Justice isn't supposed to depend on who you know. But to some extent, it may have in Ohio County earlier this month.
As we have reported, Wheeling police arrested a woman on a DUI charge on Nov. 10. She was with a man who police say also was intoxicated. He was issued a citation for failure to produce a driver's license, then released.
Before the man was released, he told police he knows both the current and former sheriffs of Ohio County. He also mentioned he is related to a magistrate. That does not seem to have affected how he was treated by Wheeling police.
Then, police began to transport the woman to the Northern Regional Jail in Moundsville. While en route, they were contacted by Ohio County Magistrate Patricia Murphy, the arrested man's cousin.
Murphy, who was the on-duty magistrate at the time, told officers to turn around and take the woman to the magistrate court in Wheeling.
There, according to Murphy, she arraigned the woman and released her in the custody of another woman. Police dispute that, saying Murphy began but did not complete the arraignment process.
At some point, Murphy asked that officers not include her name on their report of the incident.
Murphy insists she did nothing improper, but merely treated the woman as she would have anyone arrested for first-offense DUI. The state Supreme Court, which oversees magistrates, agrees Murphy was within the bounds of her authority.
But Deputy Police Chief Martin Kimball told our reporter what happened after the arrest was "highly irregular."
Obviously, had Murphy not intervened, the woman probably would have spent the night in jail. That is not uncommon in DUI cases.

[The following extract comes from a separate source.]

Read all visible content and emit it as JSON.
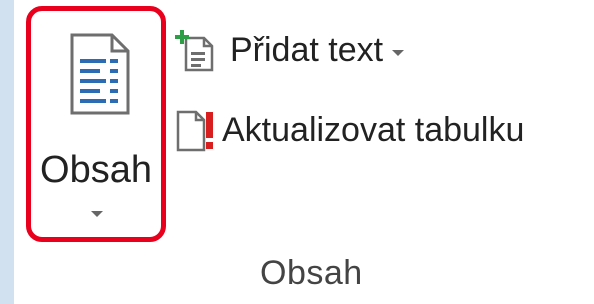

It is clear that at some point in the process, Murphy became aware her cousin was involved. At that point the prudent thing to have done would have been to call in another magistrate, to avoid any appearance of conflict of interest.
Even with four magistrates in Ohio County, it is inevitable all will find themselves with cases involving people they know, from time to time. Again, that is unavoidable.
But appearances are important, especially when they concern perceptions of the justice system. That needs to be taken into account by magistrates, who should avoid situations in which family relationships may result in accusations of favoritism.